I suppose Angie Rubio could be considered a coming-of-age novel, which comes in many flavors. Jane Eyre, Catcher in the Rye, Goodbye, Columbus, Oranges Are Not the Only Fruit—all different. A book that comes to mind when I think of an inspiration for my project is The Diary of Adrian Mole by the late Sue Townsend. It’s a hilarious, sharp, intelligent book, so I have much to strive for. Unlike Townsend’s, my novel is not in diary form and my story is not satirical; my protagonist does not suffer from pretensions, which is where much of the hilarity of the book is rooted. But Townsend’s work is a model for me in the way she so precisely captures not only the adolescent angst of Adrian, but also how that angst plays against the social and political issues of the time—something I’m hoping to achieve with Angie.
My character Angie is earnest, a bit too self-reflective, and anxious to find her place in the world. While Angie doesn’t look like the subject of this painting by Lupita Shahbazi, she does match the mood of the piece in many ways. Lupita Shahbazi is a California artist. We graduated from the same high school in National City, though she was several years behind me and we didn’t know each other back then. I’m a fan of her art. Take a look at Lupita Estudio Azul Solamente. Give her Facebook page a like.
Why do you write what you do?
I’m interested in answering the question, “What would happen if _?” In a given a set of circumstances, what decisions and actions would a person make and what consequences would ensue? In my novel When the de la Cruz Family Danced, I was interested in what it was like for someone to leave a country to make a life in a new one. In my as yet unpublished collection of stories, some of which can be found online, I follow three generations of a family as each faces particular barriers and complications in search of a sense of place and belonging. I think this search is reflective of my own experience. Maybe that’s true for all of us.
How does your writing process work?
I think about a character and a situation for a while until I come upon an entry point to the story, a scene that gets me started in the life of this person, which is not necessarily the first scene of the story, but a place to figure out where to go from there in developing the narrative. Sometimes, I’ll just summarize in a short series of statements the trajectory of the character. Sometimes, I’ll just jump in and write scenes that may or may not be sequential. Often, I start with exposition and get carried away with that. I’m the queen of exposition. Thank goodness for my writing group which always reminds me to use scene. So, yeah, the writing group—an important aspect of my process.

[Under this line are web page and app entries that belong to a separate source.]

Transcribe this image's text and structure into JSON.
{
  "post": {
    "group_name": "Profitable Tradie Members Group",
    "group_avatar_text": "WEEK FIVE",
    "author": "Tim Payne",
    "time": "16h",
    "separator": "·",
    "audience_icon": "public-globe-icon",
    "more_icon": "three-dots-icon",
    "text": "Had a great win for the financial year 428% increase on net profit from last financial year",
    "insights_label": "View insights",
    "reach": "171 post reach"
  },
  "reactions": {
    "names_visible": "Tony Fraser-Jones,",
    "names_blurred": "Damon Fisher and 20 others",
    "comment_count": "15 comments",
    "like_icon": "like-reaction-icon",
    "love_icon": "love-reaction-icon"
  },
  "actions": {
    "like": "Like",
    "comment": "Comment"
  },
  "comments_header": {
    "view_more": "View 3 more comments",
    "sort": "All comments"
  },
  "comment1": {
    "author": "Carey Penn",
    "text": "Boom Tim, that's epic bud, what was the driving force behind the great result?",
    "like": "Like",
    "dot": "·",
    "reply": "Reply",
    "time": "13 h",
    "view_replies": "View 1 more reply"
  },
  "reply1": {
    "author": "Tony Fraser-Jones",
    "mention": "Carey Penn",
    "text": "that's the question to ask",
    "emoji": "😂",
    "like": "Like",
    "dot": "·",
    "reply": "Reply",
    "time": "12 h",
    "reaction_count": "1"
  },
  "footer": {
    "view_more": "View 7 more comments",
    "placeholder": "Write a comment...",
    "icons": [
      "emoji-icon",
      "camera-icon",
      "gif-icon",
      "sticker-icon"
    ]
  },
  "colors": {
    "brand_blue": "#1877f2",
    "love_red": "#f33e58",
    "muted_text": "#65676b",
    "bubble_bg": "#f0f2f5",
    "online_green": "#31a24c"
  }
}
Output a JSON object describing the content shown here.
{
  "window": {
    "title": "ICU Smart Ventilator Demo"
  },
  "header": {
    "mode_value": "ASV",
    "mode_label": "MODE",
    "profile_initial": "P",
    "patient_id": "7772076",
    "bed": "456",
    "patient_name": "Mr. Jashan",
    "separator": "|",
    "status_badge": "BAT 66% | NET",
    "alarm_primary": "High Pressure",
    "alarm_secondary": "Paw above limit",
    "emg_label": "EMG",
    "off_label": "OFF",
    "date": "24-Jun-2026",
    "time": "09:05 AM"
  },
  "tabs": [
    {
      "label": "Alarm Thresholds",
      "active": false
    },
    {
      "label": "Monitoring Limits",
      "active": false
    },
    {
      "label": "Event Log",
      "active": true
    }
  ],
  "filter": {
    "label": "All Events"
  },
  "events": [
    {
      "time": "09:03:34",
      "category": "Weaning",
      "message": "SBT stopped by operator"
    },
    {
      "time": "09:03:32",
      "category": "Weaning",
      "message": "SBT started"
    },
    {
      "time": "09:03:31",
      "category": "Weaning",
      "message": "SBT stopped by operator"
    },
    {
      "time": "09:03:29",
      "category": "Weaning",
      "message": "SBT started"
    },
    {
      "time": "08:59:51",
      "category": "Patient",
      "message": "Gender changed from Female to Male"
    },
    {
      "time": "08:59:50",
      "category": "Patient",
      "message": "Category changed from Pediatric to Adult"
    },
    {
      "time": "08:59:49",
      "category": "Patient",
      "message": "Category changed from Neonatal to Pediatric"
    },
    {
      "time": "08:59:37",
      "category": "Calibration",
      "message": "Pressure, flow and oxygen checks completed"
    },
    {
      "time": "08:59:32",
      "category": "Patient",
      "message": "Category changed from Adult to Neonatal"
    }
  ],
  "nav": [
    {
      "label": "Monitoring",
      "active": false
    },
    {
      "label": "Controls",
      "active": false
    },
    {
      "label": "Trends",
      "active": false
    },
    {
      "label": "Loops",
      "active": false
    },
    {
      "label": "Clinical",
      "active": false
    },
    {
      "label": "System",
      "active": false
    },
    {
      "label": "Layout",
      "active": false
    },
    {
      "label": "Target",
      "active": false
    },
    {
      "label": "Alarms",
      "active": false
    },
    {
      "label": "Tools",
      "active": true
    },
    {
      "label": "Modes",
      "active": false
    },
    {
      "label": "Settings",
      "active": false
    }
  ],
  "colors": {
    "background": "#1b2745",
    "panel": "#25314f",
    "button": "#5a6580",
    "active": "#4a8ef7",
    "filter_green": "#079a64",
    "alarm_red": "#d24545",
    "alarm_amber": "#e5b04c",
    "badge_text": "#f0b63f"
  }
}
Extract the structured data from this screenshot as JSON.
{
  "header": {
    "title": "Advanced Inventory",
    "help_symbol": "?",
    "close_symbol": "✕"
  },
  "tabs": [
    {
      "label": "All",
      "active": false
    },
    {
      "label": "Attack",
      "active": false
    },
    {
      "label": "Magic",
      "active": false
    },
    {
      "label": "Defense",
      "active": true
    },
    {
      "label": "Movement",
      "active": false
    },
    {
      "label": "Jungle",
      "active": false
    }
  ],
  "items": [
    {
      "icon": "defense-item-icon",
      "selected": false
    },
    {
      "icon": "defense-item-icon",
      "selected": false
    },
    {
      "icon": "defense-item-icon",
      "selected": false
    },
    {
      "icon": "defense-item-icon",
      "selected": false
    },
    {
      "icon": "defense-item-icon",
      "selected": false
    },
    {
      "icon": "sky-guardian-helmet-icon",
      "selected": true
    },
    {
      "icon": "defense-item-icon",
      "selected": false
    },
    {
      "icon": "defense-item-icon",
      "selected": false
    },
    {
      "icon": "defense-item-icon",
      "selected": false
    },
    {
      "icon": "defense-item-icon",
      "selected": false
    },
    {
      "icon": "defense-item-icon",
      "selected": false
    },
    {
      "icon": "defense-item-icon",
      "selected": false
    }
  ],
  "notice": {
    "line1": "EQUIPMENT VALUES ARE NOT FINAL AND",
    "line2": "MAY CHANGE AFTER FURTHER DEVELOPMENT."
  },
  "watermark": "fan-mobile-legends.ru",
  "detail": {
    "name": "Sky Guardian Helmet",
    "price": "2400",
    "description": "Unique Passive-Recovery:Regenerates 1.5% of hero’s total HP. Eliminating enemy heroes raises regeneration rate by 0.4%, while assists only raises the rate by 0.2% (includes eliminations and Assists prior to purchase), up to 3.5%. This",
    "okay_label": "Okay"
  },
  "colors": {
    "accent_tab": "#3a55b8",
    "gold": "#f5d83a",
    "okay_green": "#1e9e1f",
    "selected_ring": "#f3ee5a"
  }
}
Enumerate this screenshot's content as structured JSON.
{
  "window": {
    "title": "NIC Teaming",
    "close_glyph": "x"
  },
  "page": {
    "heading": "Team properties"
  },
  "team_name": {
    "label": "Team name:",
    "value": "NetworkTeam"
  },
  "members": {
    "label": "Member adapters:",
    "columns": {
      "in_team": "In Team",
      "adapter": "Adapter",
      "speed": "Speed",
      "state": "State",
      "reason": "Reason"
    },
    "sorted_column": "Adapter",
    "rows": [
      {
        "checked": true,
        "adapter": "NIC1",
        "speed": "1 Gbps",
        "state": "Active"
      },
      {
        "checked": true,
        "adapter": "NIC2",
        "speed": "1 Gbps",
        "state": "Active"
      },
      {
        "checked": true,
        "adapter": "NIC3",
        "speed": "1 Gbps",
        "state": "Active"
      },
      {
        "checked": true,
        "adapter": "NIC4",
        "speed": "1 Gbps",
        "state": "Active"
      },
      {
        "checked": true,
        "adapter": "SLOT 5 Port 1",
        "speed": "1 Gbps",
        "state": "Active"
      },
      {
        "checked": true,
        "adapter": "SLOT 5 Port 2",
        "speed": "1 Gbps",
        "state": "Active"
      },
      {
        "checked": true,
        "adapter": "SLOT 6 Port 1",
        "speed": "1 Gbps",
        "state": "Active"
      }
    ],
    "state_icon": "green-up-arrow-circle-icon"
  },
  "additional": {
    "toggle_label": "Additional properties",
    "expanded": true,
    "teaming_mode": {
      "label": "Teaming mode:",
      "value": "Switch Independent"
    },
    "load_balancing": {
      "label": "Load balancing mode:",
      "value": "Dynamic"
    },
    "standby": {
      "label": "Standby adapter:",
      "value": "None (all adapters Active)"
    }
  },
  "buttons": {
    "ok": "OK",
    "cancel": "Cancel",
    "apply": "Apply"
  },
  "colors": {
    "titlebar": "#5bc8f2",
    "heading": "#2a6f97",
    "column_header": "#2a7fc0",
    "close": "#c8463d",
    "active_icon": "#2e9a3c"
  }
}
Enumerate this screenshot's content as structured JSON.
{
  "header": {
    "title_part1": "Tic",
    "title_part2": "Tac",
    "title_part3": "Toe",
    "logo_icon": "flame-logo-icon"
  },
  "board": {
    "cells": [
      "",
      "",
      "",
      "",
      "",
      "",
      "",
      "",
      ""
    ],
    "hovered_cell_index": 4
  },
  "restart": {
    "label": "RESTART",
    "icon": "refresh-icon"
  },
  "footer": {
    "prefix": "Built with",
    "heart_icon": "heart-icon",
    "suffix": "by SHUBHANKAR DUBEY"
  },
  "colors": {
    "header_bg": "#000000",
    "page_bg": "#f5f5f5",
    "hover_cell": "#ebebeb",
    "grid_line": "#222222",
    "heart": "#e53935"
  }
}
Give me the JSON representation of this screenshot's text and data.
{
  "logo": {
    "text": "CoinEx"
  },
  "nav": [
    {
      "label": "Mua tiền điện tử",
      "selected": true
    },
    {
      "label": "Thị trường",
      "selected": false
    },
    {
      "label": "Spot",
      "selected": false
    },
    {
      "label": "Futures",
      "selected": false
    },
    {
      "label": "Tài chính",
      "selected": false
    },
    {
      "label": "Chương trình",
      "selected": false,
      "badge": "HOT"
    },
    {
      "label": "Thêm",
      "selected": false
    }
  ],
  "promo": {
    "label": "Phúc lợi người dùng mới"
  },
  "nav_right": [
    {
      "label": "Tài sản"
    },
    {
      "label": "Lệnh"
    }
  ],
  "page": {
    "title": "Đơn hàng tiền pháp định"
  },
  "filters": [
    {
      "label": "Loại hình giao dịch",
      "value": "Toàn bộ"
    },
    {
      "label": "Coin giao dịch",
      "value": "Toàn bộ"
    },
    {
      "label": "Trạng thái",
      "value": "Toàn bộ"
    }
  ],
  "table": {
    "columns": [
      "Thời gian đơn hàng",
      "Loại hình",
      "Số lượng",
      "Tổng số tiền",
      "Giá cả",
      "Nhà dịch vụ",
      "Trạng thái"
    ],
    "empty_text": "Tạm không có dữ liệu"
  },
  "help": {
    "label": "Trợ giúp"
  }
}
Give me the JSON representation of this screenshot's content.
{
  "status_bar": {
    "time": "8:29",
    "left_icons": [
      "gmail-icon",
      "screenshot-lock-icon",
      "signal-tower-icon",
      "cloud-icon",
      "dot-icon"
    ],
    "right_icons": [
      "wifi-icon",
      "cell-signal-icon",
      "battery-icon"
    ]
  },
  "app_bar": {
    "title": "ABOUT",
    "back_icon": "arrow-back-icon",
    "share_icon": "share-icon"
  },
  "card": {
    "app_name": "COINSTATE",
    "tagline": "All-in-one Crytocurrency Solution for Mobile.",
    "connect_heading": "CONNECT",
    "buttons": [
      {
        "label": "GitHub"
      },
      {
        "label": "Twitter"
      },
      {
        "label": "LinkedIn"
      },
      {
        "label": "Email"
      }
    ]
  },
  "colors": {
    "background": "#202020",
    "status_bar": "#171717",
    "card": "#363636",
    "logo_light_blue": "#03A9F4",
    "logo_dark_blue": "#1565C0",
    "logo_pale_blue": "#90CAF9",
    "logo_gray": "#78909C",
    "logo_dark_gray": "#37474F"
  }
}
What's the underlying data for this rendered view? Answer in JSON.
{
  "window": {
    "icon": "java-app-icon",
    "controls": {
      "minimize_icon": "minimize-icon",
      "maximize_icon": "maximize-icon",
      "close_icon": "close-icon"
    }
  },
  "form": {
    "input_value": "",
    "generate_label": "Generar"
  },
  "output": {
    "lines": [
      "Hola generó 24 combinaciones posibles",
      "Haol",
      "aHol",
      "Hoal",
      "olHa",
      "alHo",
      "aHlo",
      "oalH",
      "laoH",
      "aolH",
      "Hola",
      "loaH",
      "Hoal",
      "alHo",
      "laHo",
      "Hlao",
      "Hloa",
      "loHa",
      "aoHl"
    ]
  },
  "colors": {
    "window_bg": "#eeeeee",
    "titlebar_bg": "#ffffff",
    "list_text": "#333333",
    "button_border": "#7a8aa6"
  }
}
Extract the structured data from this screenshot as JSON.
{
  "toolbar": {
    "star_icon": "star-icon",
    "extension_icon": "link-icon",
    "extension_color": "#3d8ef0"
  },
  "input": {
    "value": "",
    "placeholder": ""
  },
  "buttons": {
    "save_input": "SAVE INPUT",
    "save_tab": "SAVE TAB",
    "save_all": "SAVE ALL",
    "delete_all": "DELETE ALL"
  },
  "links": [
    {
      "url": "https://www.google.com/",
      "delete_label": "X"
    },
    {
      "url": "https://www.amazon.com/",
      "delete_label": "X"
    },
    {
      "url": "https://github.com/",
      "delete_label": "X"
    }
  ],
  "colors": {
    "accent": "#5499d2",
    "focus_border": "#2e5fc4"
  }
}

Here are the three writers I have tagged for next week. Look for their posts on August 13!
Deborah H. Anderson is a mom, a writer, and a teacher who sings, reads and swims for fun. And she is ordained. She considers herself a social contemplative—a person who has spent a lot of time reflecting on a very busy life with diverse experiences that have yielded a lot of wisdom she wishes to pass on to others. She blogs at Meals and Moments: Real Encouragement in a Virtual World and Under the Rock: Encouraging Faith Based Leadership.
Esther Altshul Helfgott is a nonfiction writer and poet with a Ph.D. in history from the University of Washington. She is the author of Listening to Mozart: Poems of Alzheimer’s (Cave Moon Press, 2014) and Dear Alzheimer’s: A Caregiver’s Diary & Poems (Cave Moon Press, 2013; Two Sylvia’s Press, e-book, 2013). Her writing appears in Dementia Arts: Celebrating Creativity in Elder Care by Gary Glazner (Health Professionals Press, 2014) and is forthcoming in Eric Pfeiffer, M.D.’s Mastering Caregiving in Alzheimer’s Disease and other Dementias (Yale University Press, 2015). Esther is a longtime literary activist, a 2010 Jack Straw poet, and founder of Seattle’s “It’s About Time Writer’s Reading Series,” now in its 24th year. Her blogs are Witnessing Alzheimer’s: A Caregiver’s View and Esther’s Writing Works: for Memory, Healing & Art’s Sake.
Tamara Sellman is a published writer who has worn many literary hats in the last 30 years: food blogger, poet, writing coach, developmental editor, magical realist storyteller. She is currently wearing the science writer and essayist hats, depending on her mood and deadlines. Her blog is Rhymes With Camera.